We never walk these steps alone, but in the communion of saints who throughout history have found hope and life in Christ’s cross. St. Paul preached Christ crucified to the Corinthians (1 Cor 2:2). Many people continue to pray the now classic Way of the Cross by St. Alphonsus Liguori. For us, hopefully we grow to discover, as did Blessed Basil Moreau, the founder of the Congregation of Holy Cross, that
“… human life is like a great Way of the Cross. We do not have to go to the chapel or church to go through the different stations. This Way of the Cross is everywhere and we travel it every day, even in spite of ourselves and without being aware of it.”
Blessed Moreau knew that in frequently praying and contemplating the Way of the Cross we begin to understand our own spiritual journey in terms of Christ’s. Christ’s steps give deeper meaning and purpose to our own. Christ’s own suffering means that our redeemer knows and can relate to the feeling of human pain and the suffering of injustice. Once we have walked enough, we come to realize it is no longer I but Christ who walks, and lives, and moves in me (Gal 2:20).
Blessed Basil Moreau

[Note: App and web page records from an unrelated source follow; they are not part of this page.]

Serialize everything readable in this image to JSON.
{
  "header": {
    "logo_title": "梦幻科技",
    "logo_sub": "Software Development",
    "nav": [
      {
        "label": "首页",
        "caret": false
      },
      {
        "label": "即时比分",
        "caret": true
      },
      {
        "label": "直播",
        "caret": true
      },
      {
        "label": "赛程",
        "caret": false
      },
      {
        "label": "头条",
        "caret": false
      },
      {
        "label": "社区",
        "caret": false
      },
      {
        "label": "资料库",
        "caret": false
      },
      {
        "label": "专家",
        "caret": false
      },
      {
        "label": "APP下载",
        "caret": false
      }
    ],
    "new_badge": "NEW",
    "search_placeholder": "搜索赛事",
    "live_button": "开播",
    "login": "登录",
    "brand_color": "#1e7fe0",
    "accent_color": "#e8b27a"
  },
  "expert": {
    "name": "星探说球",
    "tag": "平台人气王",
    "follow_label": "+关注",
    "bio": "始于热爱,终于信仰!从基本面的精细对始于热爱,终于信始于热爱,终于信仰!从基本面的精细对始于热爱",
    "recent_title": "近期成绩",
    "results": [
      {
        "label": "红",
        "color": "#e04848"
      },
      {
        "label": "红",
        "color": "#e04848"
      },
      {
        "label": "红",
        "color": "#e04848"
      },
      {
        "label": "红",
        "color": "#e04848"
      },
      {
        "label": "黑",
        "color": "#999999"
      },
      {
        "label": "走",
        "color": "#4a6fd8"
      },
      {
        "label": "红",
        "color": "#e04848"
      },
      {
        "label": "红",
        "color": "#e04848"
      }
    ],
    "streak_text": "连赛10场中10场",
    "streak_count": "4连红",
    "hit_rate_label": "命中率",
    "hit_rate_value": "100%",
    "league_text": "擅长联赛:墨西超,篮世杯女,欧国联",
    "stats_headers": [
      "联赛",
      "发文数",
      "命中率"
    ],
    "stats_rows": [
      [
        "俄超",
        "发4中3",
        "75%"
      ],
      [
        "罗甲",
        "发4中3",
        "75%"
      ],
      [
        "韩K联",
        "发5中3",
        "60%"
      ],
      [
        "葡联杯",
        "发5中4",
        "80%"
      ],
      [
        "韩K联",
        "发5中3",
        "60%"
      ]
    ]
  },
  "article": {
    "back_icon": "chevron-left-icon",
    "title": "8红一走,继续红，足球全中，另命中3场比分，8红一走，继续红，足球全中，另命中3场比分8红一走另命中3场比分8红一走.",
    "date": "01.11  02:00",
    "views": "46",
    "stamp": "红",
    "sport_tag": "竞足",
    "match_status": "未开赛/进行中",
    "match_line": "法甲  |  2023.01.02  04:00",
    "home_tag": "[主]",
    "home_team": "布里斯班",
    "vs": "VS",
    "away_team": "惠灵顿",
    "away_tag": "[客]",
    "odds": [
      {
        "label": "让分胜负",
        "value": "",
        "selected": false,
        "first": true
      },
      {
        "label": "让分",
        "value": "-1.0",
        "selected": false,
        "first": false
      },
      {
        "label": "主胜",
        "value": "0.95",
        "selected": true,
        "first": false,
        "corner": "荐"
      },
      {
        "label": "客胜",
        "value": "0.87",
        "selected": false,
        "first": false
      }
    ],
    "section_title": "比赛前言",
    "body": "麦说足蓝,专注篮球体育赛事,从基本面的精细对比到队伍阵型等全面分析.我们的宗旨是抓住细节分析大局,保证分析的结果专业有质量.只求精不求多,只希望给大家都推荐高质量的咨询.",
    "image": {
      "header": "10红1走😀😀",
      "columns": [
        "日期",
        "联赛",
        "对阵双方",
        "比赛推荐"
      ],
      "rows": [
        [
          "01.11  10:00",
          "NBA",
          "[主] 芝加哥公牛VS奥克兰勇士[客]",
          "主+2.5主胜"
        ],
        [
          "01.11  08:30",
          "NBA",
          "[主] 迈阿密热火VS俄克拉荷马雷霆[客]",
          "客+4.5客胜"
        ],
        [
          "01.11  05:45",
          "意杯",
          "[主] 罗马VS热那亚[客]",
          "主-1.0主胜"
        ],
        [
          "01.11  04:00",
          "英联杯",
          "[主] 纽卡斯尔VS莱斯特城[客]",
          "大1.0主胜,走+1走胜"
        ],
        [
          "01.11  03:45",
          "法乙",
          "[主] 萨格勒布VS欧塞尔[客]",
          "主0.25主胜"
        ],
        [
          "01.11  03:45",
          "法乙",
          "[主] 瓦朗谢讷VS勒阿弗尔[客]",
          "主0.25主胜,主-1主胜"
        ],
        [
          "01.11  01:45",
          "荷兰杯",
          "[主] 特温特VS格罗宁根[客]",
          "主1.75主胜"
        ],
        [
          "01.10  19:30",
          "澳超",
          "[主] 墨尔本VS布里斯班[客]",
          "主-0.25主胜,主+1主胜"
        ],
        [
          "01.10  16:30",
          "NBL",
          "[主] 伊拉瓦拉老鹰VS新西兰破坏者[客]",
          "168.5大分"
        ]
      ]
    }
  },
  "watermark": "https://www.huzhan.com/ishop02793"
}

This Lent as we pray the Way of the Cross from all the corners of the globe we are simultaneously conforming our lives to Christ’s steps and witnessing for the world that our faith is one that does not fear the brokenness of sin nor the frustrations of suffering. No, it is precisely these things that Christ came to redeem. Then and only then do we see the cross for what it really is, the brightest hope that we can offer to our world that still knows suffering. As the ancient hymn put it so boldly: O Crux Ave Spes Unica. Hail the Cross, our only hope!